|US20090205223 *||14 juin 2007||20 août 2009||Pirmin Marko Vlaho||Shoe for foot-operation of a drum kit bass drum (kick) as well as a shoe for foot-operation of a drum kit hi-hat|
|US20090241381 *||17 juin 2009||1 oct. 2009||Benjamin Bailar||Shoe Accessory|
|US20100058614 *||14 déc. 2007||11 mars 2010||Bodyfeel-Produtos De Saude Ltd||Shoe|
|US20100146819 *||10 sept. 2009||17 juin 2010||Skechers U.S.A., Inc. Ll||Shoe|
|US20100263234 *||12 juil. 2010||21 oct. 2010||Skechers U.S.A. Inc. Ii||Shoe|
|US20100275471 *||4 nov. 2010||Skechers U.S.A., Inc. Ii||Shoe|
|US20100281716 *||11 nov. 2010||i-Generator L.L.C.||Footwear with balancing structure|
|US20100299969 *||2 déc. 2010||Liliana Paez||Layered footwear assembly with an arcuate undersurface|
|US20100307028 *||7 mai 2010||9 déc. 2010||Skechers U.S.A. Inc. Ii||Shoe|
|US20110072690 *||31 mars 2011||Skechers U.S.A., Inc. Ii||Shoe|
|US20110078923 *||22 déc. 2008||7 avr. 2011||Masai Marketing & Trading Ag||Walking device|
|US20110113646 *||19 mai 2011||Srl, Llc||Articles of Footwear|
|US20110113649 *||18 nov. 2009||19 mai 2011||Srl, Llc||Articles of Footwear|
|US20110179669 *||28 janv. 2010||28 juil. 2011||Brown Shoe Company, Inc.||Cushioning and shock absorbing midsole|
|US20110185593 *||30 mars 2010||4 août 2011||Juan Peran Ramos||Sole for footwear|
|US20110225852 *||22 sept. 2011||Saucony, Inc.||Articles of Footwear|
|USD659963||22 mai 2012||SR Holdings, LLC||Pair of footwear articles|
|USD668854||16 oct. 2012||Wolverine World Wide, Inc.||Footwear sole|
|EP1869989A1 *||3 janv. 2007||26 déc. 2007||Jeung Hyun Ryu||Shoe sole|
|EP2105058A1 *||29 mars 2008||30 sept. 2009||Masai Marketing & Trading AG||Walking device|
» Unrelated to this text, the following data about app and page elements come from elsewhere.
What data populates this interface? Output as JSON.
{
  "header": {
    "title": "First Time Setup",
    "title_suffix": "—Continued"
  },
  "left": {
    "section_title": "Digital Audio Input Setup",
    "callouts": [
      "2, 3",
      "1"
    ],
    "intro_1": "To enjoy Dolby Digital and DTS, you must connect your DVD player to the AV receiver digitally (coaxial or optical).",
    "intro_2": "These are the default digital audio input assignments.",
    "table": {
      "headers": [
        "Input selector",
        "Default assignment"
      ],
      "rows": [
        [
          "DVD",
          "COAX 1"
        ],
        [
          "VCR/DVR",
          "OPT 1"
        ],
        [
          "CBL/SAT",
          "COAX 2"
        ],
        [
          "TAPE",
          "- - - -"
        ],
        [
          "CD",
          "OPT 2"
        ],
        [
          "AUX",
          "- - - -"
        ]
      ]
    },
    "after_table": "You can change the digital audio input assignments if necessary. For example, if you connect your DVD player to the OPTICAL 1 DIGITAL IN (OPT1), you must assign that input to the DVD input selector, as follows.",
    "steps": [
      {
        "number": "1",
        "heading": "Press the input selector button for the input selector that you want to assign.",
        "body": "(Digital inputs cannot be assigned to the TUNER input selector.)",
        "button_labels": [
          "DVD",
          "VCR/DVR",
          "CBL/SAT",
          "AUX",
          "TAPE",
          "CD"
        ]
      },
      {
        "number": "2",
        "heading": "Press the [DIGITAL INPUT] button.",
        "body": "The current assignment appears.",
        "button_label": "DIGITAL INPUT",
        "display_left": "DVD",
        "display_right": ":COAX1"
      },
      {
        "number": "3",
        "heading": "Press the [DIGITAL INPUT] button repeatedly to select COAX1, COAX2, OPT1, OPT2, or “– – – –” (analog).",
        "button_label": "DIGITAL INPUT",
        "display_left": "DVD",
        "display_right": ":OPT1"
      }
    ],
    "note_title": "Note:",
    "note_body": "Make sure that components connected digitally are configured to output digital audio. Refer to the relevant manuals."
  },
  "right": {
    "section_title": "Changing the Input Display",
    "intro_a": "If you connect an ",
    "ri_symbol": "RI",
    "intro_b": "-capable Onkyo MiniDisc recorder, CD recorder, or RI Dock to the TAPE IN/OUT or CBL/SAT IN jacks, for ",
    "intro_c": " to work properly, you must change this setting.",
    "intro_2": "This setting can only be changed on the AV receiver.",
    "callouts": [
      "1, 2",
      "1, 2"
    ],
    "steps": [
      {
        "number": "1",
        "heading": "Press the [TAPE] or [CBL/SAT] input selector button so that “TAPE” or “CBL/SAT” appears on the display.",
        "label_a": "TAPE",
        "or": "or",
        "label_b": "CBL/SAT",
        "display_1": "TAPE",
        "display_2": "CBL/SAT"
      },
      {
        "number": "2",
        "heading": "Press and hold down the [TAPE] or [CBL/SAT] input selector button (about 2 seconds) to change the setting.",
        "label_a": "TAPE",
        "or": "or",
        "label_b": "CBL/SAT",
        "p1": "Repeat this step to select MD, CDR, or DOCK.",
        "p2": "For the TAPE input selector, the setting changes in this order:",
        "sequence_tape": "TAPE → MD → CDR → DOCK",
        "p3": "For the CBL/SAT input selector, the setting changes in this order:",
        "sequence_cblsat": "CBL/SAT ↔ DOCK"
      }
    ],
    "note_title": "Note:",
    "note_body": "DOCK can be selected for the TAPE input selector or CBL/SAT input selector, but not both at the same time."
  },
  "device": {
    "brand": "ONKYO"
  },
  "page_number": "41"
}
|WO2008050090A1||16 oct. 2007||2 mai 2008||Keith Alexander Derek Maunder||Shoe|
|WO2008102189A1 *||10 juil. 2007||28 août 2008||Solymosi Laszlo||Footwear with unstable sole structure|
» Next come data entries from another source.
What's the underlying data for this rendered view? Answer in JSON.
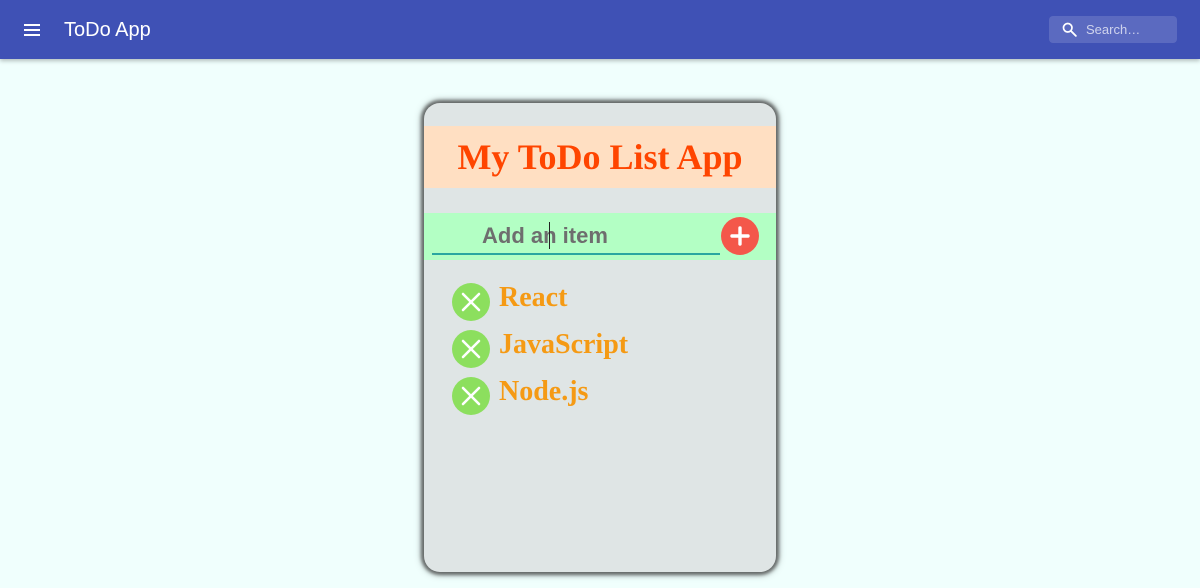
{
  "appbar": {
    "title": "ToDo App",
    "menu_icon": "menu-icon",
    "background": "#3f51b5",
    "search": {
      "placeholder": "Search…",
      "icon": "search-icon"
    }
  },
  "card": {
    "title": "My ToDo List App",
    "title_color": "#ff4500",
    "input": {
      "placeholder": "Add an item",
      "value": ""
    },
    "add_button": {
      "icon": "plus-icon",
      "color": "#f4574a"
    },
    "items": [
      {
        "label": "React",
        "delete_icon": "close-icon"
      },
      {
        "label": "JavaScript",
        "delete_icon": "close-icon"
      },
      {
        "label": "Node.js",
        "delete_icon": "close-icon"
      }
    ],
    "item_color": "#f59a14",
    "delete_button_color": "#8cdf5e"
  }
}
|WO2009121388A1 *||22 déc. 2008||8 oct. 2009||Masai Marketing & Trading Ag||Walking device|
|WO2015066821A3 *||26 nov. 2014||2 juil. 2015||Macdonald Larry||Footwear heel design|
|Classification aux États-Unis||36/27, 36/103, 36/28, 36/102|
|Classification internationale||A43B13/14, A43B21/26, A43B13/12, A43B21/28, A43B13/18|
|Classification coopérative||A43B13/188, A43B21/26, A43B13/10, A43B13/145, A43B13/12, A43B13/148|
|Classification européenne||A43B13/12, A43B13/10, A43B13/14W2, A43B13/18F5, A43B13/14W6, A43B21/26|
|8 janv. 2000||AS||Assignment|
Owner name: NEGORT AG, SWITZERLAND
Free format text: ASSIGNMENT OF ASSIGNORS INTEREST;ASSIGNOR:MULLER, KARL;REEL/FRAME:010593/0401
Effective date: 19991206
|19 juil. 2005||FPAY||Fee payment|
Year of fee payment: 4
|12 avr. 2007||AS||Assignment|
Owner name: MASAI MARKETING & TRADING AG, SWITZERLAND
Free format text: CHANGE OF NAME;ASSIGNOR:NEGORT AG;REEL/FRAME:019147/0465
Effective date: 20061114
Owner name: CREDIT SUISSE, SWITZERLAND
Free format text: SECURITY AGREEMENT;ASSIGNOR:MASAI MARKETING & TRADING AG;REEL/FRAME:019147/0349
Effective date: 20070327
|3 avr. 2008||AS||Assignment|
Owner name: MBTBP HOLDING I COOPERATIEVE U.A., NETHERLANDS
Free format text: SECURITY AGREEMENT;ASSIGNOR:MASAI MARKETING & TRADING AG;REEL/FRAME:020741/0712
Effective date: 20080306
|23 juil. 2009||FPAY||Fee payment|
Year of fee payment: 8
|16 janv. 2013||AS||Assignment|
Owner name: MASAI INTERNATIONAL PTE LTD., SINGAPORE
Free format text: ASSIGNMENT OF ASSIGNORS INTEREST;ASSIGNOR:MASAI MARKETING & TRADING AG;REEL/FRAME:029641/0299
Effective date: 20121119
|15 mars 2013||FPAY||Fee payment|
Year of fee payment: 12